• What is expected: Search the entries below for the word "value", then copy each line in which it is found.

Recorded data
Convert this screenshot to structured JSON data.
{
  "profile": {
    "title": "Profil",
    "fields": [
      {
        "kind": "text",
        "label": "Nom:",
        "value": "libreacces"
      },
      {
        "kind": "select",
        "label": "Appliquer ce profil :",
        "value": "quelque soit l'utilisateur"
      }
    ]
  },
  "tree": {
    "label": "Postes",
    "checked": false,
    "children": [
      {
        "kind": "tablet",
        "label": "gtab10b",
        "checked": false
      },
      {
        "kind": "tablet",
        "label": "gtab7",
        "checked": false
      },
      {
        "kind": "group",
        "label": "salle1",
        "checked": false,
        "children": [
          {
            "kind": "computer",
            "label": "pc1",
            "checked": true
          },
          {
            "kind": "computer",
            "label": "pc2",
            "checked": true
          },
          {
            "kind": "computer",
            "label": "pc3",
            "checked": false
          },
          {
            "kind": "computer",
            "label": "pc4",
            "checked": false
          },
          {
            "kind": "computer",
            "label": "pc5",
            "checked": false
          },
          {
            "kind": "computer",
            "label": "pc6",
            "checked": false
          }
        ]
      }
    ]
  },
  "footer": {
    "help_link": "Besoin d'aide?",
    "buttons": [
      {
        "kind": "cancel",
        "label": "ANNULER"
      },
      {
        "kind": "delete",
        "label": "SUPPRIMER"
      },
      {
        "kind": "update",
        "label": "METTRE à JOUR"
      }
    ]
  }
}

• Exercise answer:
        "value": "libreacces"
        "value": "quelque soit l'utilisateur"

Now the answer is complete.